Because of the sexual allusion the bracelets were soon banned in many places; especially schools. In marched septuagenarian breast cancer survivors applauding the attention a cure for the disease that caused them so much suffering had garnered. Some bans were rescinded, but other groups continued to insist their interpretation of the bracelets as sexual statements trumped anyone else’s opinion.
Rebecca Watson (of Elevatorgate fame) has recently derided the I ’heart’ Boobies statement as a example of sexual harassment. She describes it as an example of an egregiously bad add on to an otherwise unacceptable calendar. People who wear bracelets with the ” I ’heart’ Boobies” statement are obvious “Giant S**theads”.
“ [The calendar] comes with a “Geeks ’heart’ Boobies” bracelet, so you can tell everyone you meet what a giant s**thead you are without saying a single word.” – Rebecca Watson (yeah I censored the language for her in the quote)
Despite Watson’s desire to re-frame the message as one of harassment most people have seen it as a tremendously positive, and fun, way of addressing a terrible disease of women.
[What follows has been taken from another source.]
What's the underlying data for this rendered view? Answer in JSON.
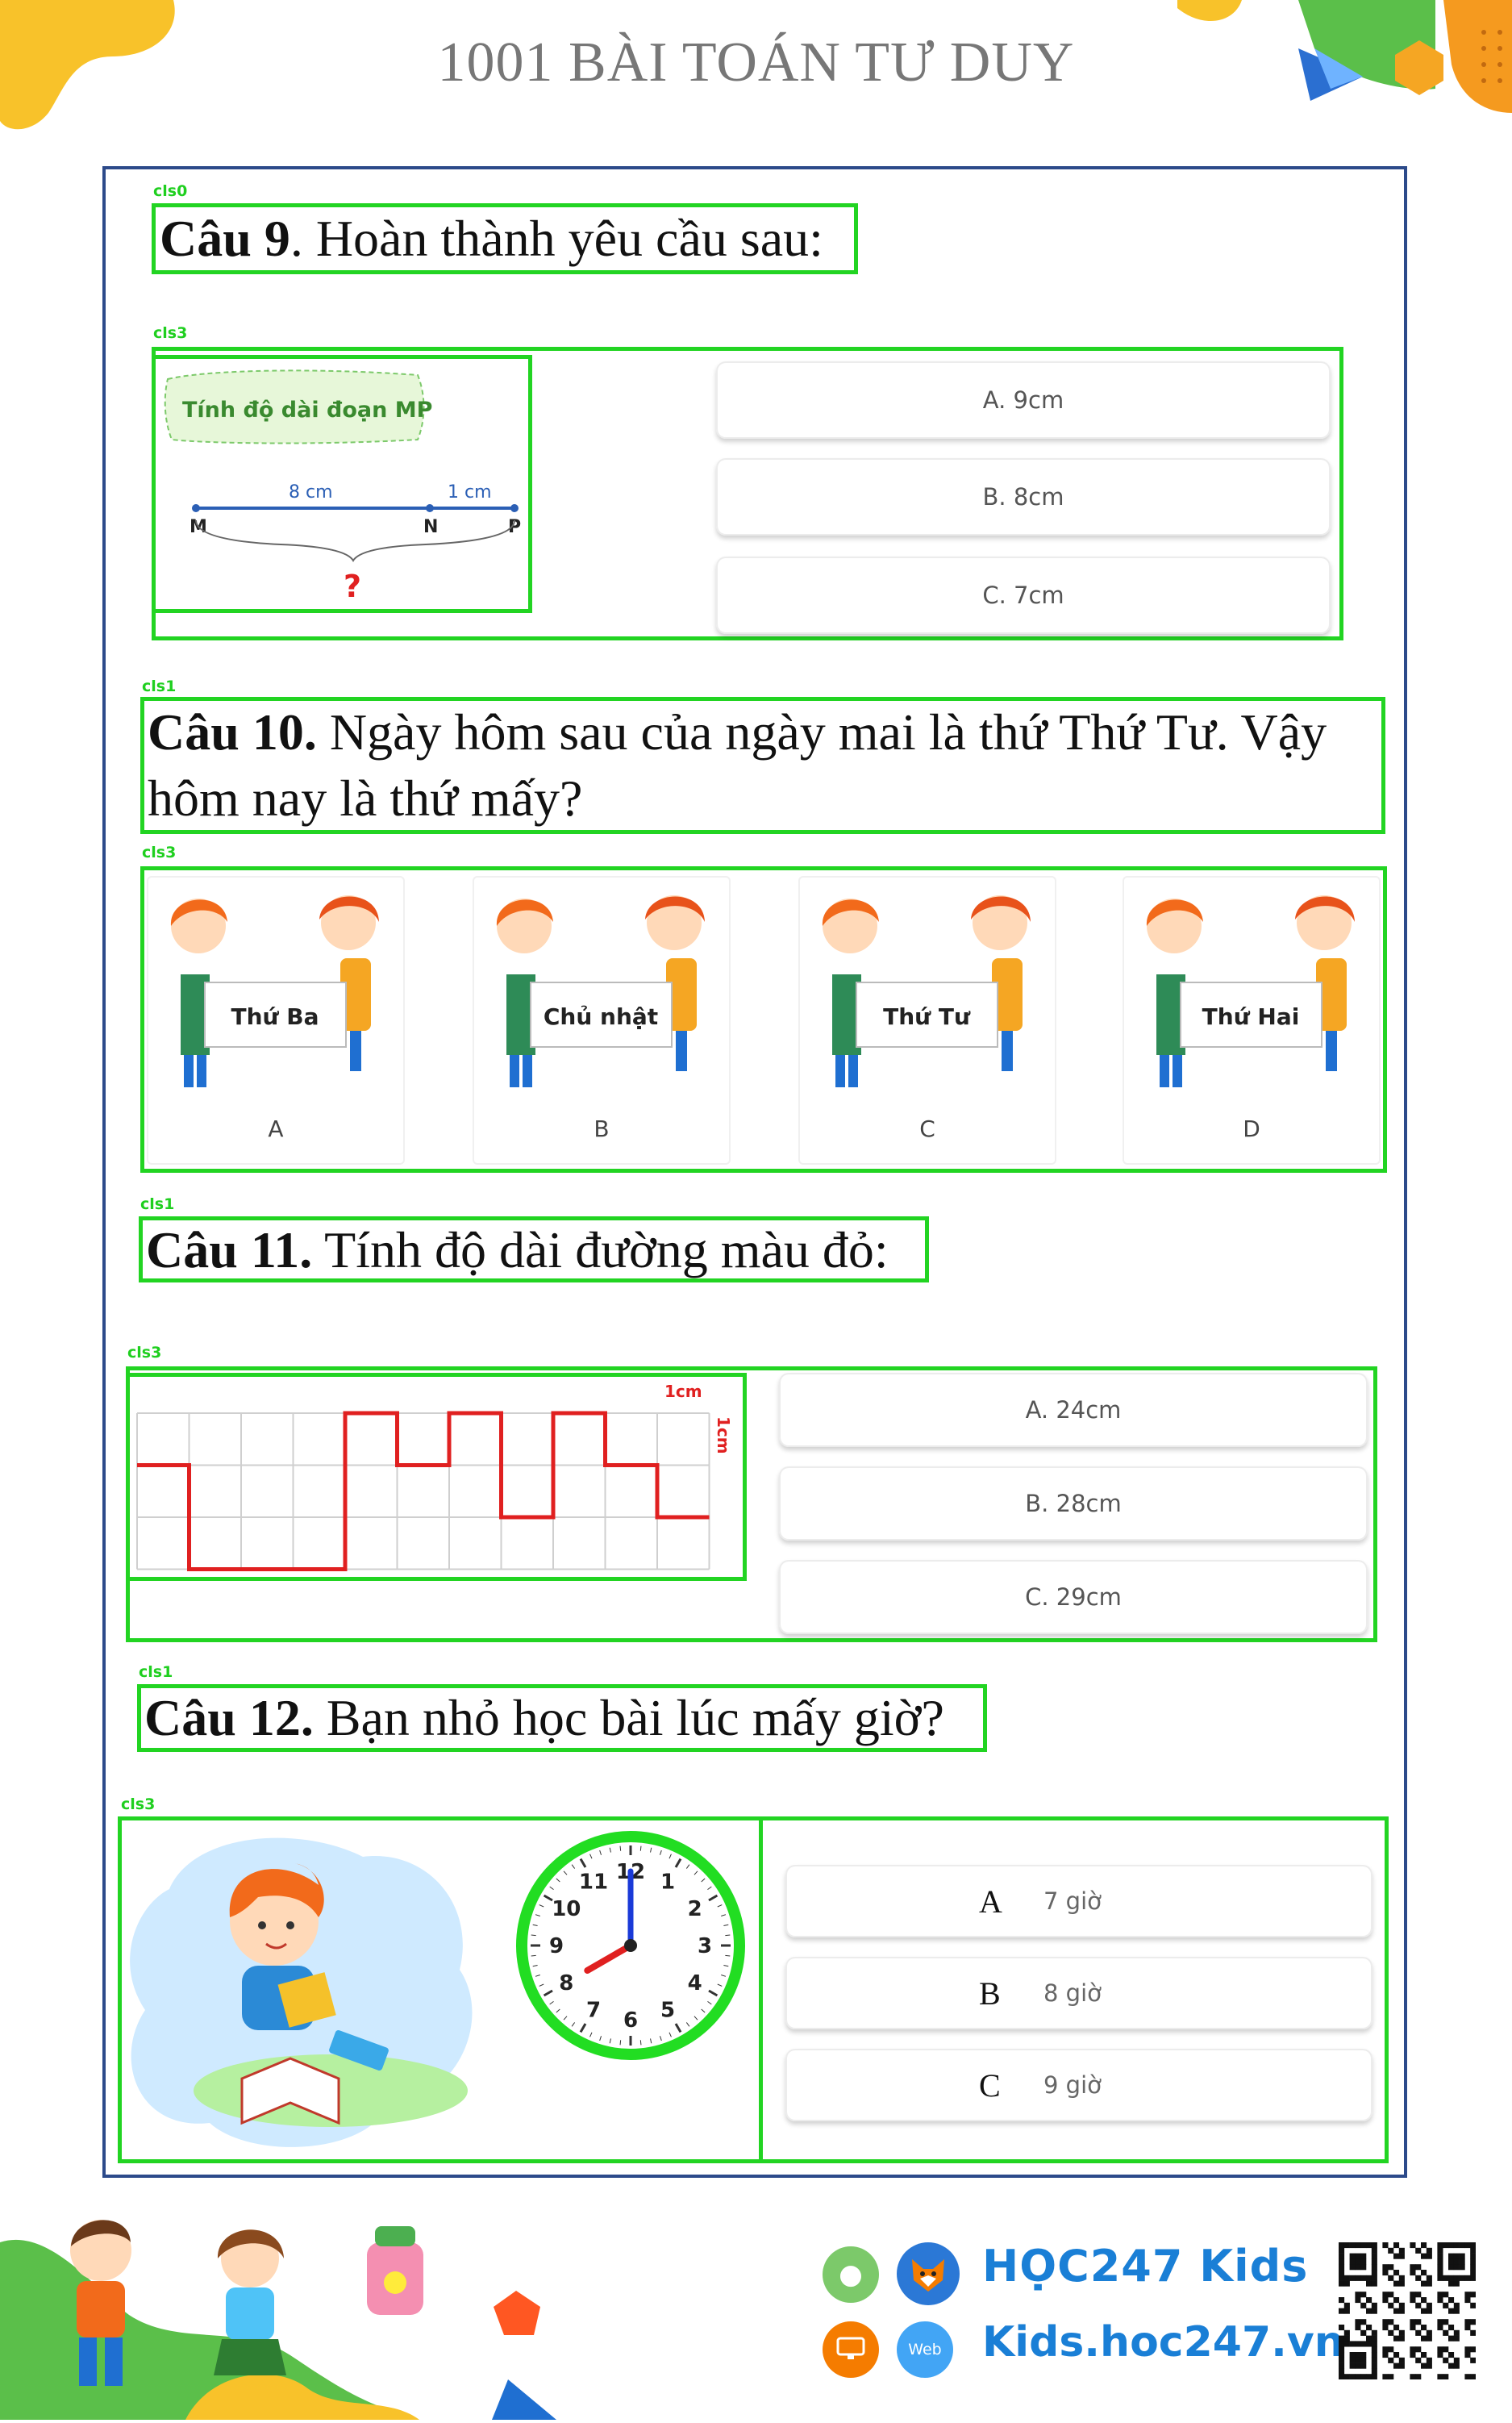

In fact the idea of fun, and sexy, ways of addressing other women’s issues has undoubtedly gotten a boost from the I ’heart’ Boobies bracelet campaign.
In an obvious parallel to the Bracelet’s message Jennifer McCreight loosely organized an “event” she dubbed “Boobquake” that took place on 26 April 2010. An Iranian cleric had suggested that too many women showing cleavage resulted in earthquakes. McCreight encouraged women to show their cleavage at a specified time to try and stimulate an earthquake. Though a significant earthquake (6.5) was registered in Taiwan on the day of the event it came to early to be a product of the cleavage show.
McCreight succeded in getting hundreds of women, and even more men apparently, talking about how women are talked about. And boobies…people talked a lot about boobies in response to boobquake.
There was a counter event to McCreight’s Boobquake called Brainquake. In it women were supposed to show off their awards, cv’s and degrees. The organizers of Brainquake thought that McCreight’s Boobquake was too sexualized and provocative. I would never of even heard about Brainquake if I was not searching the internets trying to find the exact date of McCreight’s event.
Slutwalks, though less directly influenced by the I ’heart’ boobies campaign, were at least encouraged by the wild popularity of the KAB foundations double entendre. In enlightened communities all over women dressed provocatively, and carried signs that said things like:
“No means No,
Yes means Yes”.
Interestingly, many of the slutwalks helped to nudge universities into re-defining their institutional approach to rape prevention. People were talking about women’s rights, and things were being done to protect those rights.
Interest in any of these issues is not an intrinsic result of being an atheist. I have opinions, and this is my blog so I can express them at will, but I express them only as a result of my own personal idealism. I am an atheist, and I sometimes talk about that as well.
So when I suggest that you support the advancement of women’s health issues I appeal to the fact that you have mothers, sisters, daughters, and lovers who would be healthier if these issues were addressed.
When I suggest that you demand that universities regularly re-think their rape prevention strategies until there are no more rapes on their campuses I suggest it because women should feel safe on campus. When I prod a bit more and suggest that professors and other employees of universities have an enhanced ability to make a difference in the safety of the women on their campuses I don’t suggest that only atheist professors pay attention to this issue.
I do not make any of these suggestions because I am an atheist.
Of course…it doesn’t hurt that I’m an atheist.